***** Data extracts

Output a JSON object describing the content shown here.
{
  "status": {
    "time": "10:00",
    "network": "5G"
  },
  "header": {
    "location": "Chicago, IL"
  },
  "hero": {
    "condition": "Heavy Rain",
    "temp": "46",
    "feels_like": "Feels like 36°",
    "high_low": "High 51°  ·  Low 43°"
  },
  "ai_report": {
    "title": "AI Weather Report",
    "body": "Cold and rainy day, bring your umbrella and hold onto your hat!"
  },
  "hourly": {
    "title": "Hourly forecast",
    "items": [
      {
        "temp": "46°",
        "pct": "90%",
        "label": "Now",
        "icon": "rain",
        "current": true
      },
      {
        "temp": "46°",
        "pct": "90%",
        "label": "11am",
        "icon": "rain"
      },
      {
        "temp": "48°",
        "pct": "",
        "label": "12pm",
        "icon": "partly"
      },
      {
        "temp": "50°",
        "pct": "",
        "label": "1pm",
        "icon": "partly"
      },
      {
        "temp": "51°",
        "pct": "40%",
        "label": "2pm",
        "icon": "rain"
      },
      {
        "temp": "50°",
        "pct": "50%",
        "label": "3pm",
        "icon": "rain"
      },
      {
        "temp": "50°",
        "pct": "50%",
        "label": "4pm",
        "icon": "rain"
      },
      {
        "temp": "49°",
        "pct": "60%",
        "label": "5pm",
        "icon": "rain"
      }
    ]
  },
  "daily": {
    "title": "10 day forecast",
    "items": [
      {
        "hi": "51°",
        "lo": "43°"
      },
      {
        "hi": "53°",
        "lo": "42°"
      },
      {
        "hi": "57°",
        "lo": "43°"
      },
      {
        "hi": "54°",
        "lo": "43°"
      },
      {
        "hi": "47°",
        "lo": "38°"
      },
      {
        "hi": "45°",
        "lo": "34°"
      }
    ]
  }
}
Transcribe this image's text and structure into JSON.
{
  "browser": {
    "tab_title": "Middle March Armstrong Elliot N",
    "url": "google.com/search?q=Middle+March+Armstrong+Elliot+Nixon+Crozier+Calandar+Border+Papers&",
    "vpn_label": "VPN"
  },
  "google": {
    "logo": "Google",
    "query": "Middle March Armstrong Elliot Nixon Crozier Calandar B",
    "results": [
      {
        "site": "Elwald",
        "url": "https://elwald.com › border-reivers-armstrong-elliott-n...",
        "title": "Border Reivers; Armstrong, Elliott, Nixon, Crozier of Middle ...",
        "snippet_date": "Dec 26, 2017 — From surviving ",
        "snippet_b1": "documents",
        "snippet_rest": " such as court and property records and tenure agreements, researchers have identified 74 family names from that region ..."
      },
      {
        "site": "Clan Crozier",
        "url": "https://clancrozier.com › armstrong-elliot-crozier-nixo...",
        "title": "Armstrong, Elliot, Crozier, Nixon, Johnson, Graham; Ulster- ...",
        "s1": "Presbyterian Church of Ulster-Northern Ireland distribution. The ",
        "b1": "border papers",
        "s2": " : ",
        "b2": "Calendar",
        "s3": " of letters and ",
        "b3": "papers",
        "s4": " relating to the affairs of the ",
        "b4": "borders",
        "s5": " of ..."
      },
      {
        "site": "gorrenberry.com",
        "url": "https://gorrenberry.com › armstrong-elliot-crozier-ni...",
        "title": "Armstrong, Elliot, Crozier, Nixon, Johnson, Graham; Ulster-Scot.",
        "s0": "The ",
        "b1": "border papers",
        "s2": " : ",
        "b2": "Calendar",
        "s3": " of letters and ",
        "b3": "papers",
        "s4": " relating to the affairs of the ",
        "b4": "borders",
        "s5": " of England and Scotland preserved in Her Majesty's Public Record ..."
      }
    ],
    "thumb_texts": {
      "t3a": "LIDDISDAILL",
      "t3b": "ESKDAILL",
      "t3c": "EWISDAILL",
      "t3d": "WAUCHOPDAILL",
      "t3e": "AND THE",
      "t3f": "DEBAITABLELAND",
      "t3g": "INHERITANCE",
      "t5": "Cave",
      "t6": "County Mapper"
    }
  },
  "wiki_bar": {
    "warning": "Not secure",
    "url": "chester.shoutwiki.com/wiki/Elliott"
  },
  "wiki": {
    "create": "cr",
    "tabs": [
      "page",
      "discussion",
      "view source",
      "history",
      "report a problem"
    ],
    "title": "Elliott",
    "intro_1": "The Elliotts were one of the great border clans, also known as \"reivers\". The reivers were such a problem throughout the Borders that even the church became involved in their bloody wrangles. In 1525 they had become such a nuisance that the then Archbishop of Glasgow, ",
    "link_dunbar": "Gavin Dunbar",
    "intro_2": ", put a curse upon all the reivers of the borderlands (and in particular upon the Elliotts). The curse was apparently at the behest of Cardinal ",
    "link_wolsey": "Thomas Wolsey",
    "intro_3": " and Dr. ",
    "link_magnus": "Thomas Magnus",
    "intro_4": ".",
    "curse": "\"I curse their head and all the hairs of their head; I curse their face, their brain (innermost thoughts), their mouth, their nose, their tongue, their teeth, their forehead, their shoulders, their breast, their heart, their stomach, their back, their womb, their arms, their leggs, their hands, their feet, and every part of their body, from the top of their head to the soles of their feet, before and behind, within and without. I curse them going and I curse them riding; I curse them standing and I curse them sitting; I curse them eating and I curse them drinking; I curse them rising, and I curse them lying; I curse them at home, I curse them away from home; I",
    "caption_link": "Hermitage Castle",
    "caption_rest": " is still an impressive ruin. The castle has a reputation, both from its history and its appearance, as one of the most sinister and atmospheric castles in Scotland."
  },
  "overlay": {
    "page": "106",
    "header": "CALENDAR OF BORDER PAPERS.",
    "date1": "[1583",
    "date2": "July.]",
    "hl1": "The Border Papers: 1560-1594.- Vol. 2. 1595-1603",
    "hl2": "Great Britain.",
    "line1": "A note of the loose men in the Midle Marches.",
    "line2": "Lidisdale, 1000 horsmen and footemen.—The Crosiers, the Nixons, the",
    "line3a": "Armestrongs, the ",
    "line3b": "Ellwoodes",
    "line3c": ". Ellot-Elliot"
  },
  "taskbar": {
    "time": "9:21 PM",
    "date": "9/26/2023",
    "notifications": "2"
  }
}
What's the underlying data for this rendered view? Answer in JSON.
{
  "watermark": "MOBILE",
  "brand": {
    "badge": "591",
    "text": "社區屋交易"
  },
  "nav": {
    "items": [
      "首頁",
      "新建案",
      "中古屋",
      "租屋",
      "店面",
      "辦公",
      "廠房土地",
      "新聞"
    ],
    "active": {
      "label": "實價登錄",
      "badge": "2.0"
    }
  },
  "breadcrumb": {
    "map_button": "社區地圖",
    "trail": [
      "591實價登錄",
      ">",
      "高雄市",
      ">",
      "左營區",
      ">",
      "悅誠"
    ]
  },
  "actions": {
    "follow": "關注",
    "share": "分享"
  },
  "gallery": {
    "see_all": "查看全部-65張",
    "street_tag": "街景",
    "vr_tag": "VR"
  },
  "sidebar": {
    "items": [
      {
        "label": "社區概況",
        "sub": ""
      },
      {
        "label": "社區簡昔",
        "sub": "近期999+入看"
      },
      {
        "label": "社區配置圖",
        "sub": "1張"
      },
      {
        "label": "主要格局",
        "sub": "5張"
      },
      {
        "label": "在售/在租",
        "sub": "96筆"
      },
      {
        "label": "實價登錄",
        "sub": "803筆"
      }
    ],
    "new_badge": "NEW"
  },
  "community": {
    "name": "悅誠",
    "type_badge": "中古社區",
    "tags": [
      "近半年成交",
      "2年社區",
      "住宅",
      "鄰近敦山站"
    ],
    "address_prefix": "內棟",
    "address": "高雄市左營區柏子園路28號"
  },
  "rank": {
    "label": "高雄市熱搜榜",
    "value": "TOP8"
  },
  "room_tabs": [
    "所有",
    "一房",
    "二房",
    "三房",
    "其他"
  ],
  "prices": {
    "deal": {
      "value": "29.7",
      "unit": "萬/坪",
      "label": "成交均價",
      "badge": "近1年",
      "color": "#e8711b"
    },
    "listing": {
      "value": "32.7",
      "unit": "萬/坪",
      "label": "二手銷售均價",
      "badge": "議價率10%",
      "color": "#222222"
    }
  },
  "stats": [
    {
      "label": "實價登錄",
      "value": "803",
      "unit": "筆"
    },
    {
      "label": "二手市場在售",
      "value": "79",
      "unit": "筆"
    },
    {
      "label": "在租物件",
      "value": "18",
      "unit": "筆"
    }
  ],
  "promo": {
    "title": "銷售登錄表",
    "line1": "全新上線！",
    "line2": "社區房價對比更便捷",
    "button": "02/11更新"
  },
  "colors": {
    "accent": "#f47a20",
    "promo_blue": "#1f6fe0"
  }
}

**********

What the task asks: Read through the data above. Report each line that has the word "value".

Completed task:
    "value": "TOP8"
      "value": "29.7",
      "value": "32.7",
      "value": "803",
      "value": "79",
      "value": "18",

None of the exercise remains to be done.